That is despite receiving a less painful than expected funding settlement from the Welsh Assembly Government.

After months of speculation, all 22 local authorities in Wales found out yesterday exactly how much money they will be getting from the Assembly Government to help pay for their spending plans.

Local Government Minister and Alyn and Deeside AM Carl Sargeant announced Wrexham’s share will be £161 million – equivalent to £1,190 for every resident of the borough – plus £6.7 million to support specific capital projects.

There will also be money available for activities ranging from education to refuse disposal.

Although Mr Sargeant said spending on all councils will be “slightly increased” over the next three years, Wrexham Council leader Cllr Aled Roberts said that in Wrexham’s case funding would be down by 1.2 per cent on the current year.

This, he said, would mean council taxpayers still faced a round of cuts to services.

The authority had been expecting to have to cut £10.3 million from its budget.

Although Cllr Roberts said he could not give a definite value, he said cuts would now be about three-quarters of that figure – about £7 million – which he described as “still considerable”.

Cllr Roberts said at this stage he could not be specific about which services or jobs will be affected.

But after the fine detail has been worked out, definite plans will be laid before the council’s executive board at its meeting on December 14.

He said: “The cuts won’t now be as severe as we expected but there will still have to be cuts.

“We have already been able to realise some savings which will hopefully mean we will be able to protect frontline services to a greater extent. Our restructuring plans and reduction of management levels have already led to significant savings.

“We will now look at our levels of bureaucracy without affecting frontline services.”

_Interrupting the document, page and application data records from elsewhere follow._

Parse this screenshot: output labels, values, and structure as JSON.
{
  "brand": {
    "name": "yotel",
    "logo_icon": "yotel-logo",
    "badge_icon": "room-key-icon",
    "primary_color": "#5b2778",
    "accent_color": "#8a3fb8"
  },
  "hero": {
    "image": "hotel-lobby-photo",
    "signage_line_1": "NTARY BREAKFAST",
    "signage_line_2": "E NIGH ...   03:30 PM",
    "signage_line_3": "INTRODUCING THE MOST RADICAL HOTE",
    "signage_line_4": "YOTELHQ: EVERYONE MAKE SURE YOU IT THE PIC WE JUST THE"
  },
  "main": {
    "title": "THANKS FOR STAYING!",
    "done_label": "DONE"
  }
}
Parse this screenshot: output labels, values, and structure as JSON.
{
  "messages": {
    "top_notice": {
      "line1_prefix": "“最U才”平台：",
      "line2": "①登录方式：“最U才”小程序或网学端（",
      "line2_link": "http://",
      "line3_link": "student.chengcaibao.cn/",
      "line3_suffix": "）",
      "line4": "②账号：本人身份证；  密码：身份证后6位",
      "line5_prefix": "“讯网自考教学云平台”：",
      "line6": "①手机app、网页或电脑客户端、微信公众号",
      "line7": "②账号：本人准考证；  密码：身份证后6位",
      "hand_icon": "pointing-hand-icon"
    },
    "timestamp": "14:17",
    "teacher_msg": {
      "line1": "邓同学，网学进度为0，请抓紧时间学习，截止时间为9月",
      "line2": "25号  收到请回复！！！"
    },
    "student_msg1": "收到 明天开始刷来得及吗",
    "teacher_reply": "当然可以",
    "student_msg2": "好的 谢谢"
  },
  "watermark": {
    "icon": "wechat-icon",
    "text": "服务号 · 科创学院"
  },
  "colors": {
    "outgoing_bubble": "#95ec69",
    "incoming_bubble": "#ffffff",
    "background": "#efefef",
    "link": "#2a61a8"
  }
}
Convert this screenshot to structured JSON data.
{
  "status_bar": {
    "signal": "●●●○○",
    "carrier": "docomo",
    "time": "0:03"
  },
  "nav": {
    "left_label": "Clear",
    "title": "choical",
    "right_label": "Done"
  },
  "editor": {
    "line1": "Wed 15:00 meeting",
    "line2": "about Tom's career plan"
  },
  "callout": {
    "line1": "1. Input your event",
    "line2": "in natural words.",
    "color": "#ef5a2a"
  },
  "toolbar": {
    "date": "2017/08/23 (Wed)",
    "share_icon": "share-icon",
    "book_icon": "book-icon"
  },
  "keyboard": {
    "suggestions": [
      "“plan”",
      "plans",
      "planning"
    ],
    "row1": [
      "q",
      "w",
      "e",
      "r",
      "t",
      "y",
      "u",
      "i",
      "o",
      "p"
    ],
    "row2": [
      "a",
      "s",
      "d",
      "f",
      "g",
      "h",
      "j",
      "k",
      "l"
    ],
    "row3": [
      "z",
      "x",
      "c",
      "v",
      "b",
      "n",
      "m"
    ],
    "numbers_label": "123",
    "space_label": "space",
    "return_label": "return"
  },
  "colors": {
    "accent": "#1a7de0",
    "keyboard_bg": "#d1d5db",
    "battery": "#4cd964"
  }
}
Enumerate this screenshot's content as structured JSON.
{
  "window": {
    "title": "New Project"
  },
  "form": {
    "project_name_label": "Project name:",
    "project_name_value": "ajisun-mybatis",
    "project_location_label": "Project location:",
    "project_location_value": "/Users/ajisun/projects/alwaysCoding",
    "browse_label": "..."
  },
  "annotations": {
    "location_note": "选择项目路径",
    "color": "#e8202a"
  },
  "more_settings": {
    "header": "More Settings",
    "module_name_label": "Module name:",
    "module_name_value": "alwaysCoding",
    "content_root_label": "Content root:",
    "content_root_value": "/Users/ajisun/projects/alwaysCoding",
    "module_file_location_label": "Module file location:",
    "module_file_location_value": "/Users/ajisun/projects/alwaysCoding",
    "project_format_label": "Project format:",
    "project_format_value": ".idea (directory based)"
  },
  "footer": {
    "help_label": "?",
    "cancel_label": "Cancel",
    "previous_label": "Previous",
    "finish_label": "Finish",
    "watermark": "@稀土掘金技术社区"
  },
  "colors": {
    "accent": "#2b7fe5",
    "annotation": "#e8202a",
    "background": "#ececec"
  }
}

He also said the council will strive to keep council tax at as low a level as possible,
as it has done in previous years.